40-year note... - Posted by Matthew Chan

Posted by David Alexander on April 27, 2000 at 24:13:40:

Because people are conditioned to be able to pay off their house in 30 years and want the dream of owning there own home sooner not later. Not to mention your present value would go out the window. Why not just L/O the house out for a while and then sale.

I have seen some government loans at 40 years. And some government loans that were subsidized where if the people ever sell they pay recapture and might as have sold their soul and can never get out.

David Alexander

40-year note… - Posted by Matthew Chan

Posted by Matthew Chan on April 26, 2000 at 18:13:24:

If I create a 40-year mortgage note that has a good LTV (say 80%), would anyone buy it? Or is that just too radical?

Or how about a 30-year note with using a 40-year amortization schedule?

Am I being too creative because I haven’t heard it done anywhere.

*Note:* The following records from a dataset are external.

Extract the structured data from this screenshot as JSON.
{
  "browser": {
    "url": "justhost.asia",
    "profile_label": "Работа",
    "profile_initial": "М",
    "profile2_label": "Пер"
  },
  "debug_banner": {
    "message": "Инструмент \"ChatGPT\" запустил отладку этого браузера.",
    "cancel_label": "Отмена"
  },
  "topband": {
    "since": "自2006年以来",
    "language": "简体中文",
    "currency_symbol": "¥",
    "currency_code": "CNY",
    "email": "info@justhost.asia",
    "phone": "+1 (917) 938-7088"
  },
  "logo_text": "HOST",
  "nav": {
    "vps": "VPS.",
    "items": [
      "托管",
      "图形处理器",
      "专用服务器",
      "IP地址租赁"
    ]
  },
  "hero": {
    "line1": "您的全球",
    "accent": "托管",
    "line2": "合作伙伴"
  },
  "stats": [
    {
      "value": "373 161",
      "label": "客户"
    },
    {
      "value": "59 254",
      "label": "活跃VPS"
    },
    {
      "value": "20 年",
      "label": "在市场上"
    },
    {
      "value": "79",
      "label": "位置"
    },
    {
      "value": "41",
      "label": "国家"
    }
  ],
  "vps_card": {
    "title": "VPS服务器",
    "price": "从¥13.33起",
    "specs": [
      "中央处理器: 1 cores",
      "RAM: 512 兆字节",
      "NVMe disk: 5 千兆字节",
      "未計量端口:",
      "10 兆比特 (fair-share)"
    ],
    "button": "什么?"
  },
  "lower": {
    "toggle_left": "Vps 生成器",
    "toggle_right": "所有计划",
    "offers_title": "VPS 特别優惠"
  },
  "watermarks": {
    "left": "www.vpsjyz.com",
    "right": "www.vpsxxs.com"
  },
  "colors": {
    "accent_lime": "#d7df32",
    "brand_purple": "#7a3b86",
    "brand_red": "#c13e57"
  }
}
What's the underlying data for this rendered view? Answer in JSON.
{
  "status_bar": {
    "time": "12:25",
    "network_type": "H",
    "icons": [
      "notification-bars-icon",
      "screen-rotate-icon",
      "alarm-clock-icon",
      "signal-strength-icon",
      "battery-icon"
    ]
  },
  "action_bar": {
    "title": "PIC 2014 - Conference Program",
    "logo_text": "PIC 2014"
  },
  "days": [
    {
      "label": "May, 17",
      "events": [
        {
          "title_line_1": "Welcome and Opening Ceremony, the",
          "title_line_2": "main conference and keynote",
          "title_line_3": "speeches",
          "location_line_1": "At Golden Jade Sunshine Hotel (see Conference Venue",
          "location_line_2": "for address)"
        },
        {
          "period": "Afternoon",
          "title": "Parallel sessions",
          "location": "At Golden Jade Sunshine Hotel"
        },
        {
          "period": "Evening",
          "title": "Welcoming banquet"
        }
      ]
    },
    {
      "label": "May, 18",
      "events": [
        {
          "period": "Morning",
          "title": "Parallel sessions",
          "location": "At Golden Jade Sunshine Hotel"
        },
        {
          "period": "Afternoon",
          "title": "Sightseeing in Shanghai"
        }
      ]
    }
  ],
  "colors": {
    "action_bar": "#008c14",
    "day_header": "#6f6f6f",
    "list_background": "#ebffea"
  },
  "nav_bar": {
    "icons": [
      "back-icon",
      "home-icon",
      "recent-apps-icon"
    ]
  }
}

Or is it simply illegal following the guidelines of more conventioanl loans?

Any issues here I need to worry about besides the fact that principal paydown is near zero? :slight_smile:

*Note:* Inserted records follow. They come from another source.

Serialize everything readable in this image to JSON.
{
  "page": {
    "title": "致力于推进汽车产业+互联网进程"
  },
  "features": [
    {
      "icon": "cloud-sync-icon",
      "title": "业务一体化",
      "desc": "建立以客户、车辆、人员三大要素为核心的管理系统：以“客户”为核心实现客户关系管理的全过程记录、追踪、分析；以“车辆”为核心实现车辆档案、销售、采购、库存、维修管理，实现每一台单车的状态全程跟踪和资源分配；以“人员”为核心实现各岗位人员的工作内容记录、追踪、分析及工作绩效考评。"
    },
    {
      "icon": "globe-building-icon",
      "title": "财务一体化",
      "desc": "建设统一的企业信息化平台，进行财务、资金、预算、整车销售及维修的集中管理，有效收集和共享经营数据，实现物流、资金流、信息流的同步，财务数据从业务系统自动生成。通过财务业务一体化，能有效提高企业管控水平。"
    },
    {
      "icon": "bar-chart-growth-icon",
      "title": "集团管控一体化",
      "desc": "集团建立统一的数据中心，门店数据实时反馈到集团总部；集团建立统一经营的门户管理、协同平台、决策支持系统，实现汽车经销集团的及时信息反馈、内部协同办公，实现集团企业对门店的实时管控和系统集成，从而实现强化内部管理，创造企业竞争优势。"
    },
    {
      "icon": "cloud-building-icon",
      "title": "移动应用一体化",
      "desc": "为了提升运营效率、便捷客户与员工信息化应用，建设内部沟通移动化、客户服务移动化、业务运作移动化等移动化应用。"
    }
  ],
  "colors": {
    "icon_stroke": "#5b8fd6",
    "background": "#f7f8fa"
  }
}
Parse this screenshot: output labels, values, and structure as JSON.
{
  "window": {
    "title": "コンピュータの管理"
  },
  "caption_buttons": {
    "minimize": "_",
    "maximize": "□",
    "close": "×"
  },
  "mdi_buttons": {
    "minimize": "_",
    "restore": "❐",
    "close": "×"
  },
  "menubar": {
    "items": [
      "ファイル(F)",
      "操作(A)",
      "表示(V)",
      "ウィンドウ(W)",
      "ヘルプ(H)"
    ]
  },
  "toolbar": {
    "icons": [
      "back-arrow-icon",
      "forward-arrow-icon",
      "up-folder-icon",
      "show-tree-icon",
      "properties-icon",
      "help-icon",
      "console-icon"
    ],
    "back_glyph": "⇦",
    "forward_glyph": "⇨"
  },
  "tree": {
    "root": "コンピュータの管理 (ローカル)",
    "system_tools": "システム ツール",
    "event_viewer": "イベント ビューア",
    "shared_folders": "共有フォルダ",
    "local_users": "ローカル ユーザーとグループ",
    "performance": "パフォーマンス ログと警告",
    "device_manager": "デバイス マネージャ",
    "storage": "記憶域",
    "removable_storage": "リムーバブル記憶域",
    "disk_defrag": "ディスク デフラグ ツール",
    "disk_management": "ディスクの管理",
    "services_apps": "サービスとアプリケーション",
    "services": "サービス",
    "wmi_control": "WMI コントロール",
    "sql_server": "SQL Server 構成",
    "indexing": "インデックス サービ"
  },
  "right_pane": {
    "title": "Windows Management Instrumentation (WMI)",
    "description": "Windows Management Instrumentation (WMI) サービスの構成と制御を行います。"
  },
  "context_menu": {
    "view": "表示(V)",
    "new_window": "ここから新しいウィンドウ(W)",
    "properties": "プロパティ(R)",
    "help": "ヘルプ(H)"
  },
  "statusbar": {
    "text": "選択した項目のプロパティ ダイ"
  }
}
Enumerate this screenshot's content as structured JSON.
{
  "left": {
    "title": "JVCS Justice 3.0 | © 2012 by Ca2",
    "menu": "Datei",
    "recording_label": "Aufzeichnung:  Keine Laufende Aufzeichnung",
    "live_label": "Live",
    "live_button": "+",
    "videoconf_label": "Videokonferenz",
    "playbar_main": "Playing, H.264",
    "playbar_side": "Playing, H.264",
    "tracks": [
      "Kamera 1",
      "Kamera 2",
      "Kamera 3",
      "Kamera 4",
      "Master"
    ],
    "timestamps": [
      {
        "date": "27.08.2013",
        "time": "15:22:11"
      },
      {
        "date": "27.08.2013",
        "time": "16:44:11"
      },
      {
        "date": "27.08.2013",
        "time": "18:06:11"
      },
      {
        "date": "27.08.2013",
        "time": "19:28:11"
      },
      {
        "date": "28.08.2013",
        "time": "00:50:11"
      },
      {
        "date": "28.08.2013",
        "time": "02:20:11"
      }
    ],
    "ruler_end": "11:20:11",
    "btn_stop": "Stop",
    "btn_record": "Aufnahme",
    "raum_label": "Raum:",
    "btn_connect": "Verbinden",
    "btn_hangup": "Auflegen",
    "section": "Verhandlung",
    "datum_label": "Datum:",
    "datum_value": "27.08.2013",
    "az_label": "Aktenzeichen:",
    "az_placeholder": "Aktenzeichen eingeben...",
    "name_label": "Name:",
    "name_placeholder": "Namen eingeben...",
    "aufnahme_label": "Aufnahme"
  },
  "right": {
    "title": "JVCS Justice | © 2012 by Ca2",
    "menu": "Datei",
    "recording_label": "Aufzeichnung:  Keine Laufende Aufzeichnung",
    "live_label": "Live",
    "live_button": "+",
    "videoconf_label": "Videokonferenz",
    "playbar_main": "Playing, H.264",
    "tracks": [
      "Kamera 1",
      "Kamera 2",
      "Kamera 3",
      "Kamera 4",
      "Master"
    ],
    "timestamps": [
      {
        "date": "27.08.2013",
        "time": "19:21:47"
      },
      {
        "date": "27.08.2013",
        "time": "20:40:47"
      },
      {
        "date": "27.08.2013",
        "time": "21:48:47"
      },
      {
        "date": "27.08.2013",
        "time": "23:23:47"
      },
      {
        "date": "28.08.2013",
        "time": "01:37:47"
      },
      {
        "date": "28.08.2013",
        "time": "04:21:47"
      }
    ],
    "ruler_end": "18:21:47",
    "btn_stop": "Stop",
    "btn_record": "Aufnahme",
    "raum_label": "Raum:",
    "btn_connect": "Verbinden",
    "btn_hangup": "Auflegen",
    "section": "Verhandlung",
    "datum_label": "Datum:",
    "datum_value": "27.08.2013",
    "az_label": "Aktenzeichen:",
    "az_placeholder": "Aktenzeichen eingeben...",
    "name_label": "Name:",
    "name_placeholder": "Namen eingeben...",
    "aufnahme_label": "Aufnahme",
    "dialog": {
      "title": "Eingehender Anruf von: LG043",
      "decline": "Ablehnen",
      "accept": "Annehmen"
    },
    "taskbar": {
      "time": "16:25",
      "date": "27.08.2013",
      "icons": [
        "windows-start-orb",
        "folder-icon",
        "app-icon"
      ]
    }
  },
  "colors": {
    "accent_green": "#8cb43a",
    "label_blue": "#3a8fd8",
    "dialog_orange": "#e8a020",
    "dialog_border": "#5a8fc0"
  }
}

Do a 300 year note with a 100 year balloon. - Posted by John Behle

Posted by John Behle on April 26, 2000 at 18:48:24:

Yes, you can create a 40 year note, but it won’t do a whole lot for reducing the payments or providing much advantage. It will reduce some of the interest of some buyers.

Ok, I will! - Posted by Matthew Chan

Posted by Matthew Chan on April 26, 2000 at 19:02:53:

Yes, it isn’t significant from a dollar standpoint. But depending on where the payment amount falls there might be a psychological difference between a $1276 payment vs. at $1316 payment which I was calculating.

BTW, why would it reduce the interest of some buyers? Risk is greater for being longer term?